• Jack Hitt, who had a one-man show in a past festival, returns with something characterized as more of a lecture, about his experience with battery-operated cars. “From Electric Car to Obsolete Highways” is delivered June 15 at 3 p.m.

• The Martha Redbone Roots Project’s free concert on New Haven Green June 15 includes William Blake poems set to music. The cultural reclamation project Cry You One opens the show with “music and dances from the cultures of South Louisiana’s vanishing coastal communities.”

• John Browne, composer for The Events, and Byron Au Yong, who wrote the music by Stuck Elevator (the new musical which played Arts & Ideas last year) take part in an Ideas discussion, “Can Art Mediate Conflict?,” on June 27.

• Theater-related acts on the Family Stage include the Polynesian culture troupe Kahana Hula June 19, the “operatic superheroes” of Operation Superpower June 16, and a special performance of Acrobuffo’s Waterbombs June 27.

• Reggie Wilson, Adele Myers and Acrobuffos all lead master classes/workshops, while the Stuck Elevator team of Aaron Jafferis and Byron Au Yong hold a June 28 event titled “Working Through It: Artists on Developing New Work.”

Again, that’s just the theatry stuff. There are endless concerts, talks, thematic tours of the city, etc. etc.

The whole list is at the A&I website, here.

My immediate impressions are that in past years there’s often been something profoundly classical on the sched—a Shakespeare adaptation, or a classical music concert with theatrical elements. That’s not true of this year.
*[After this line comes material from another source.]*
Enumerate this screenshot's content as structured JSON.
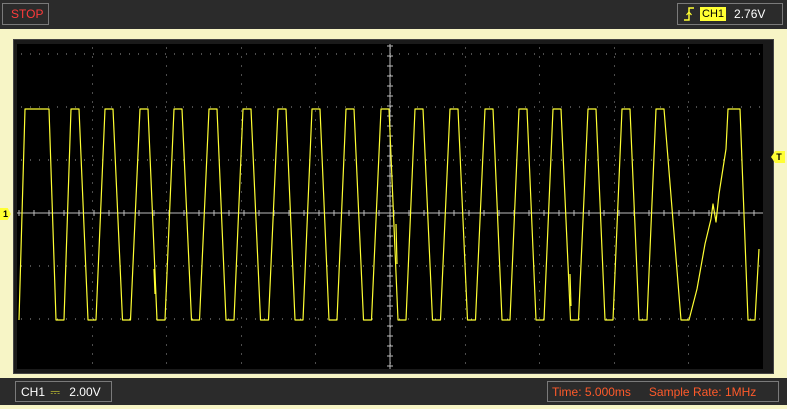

There’s also no equivalent, among the concert attractions, of having the Kronos Quartet (last summer) or Asphalt Orchestra (2012) or Silk Road Project (2011) live for free on New Haven Green. But Dianne Reeves doing pop standards with a full orchestra is nothing to sniff at.

There are no hard and fast rules about established works at the festival, and it’s far better that A&I puts its money into new works. It’s about time Elevator Repair Service has visited New Haven, Lemon Andersen is likely to be a crowdpleaser, and The Events is a bonafide event in itself. It’s great that so many of the acts are youth-oriented.

My personal gauge of the quality of Arts & Ideas programming is how much stuff I haven’t seen or heard of, and have to look up. This year, that’s a pretty high percentage. So I’m as excited as ever.

1 Comment

  1. Susan Gallagher

    I can’t tell you how much I enjoy reading TheaterJerk. I have always appreciated your words, all of them, anywhere, anytime. However you are the best theater critic I know and I am so happy you share this blog!

Comments are closed.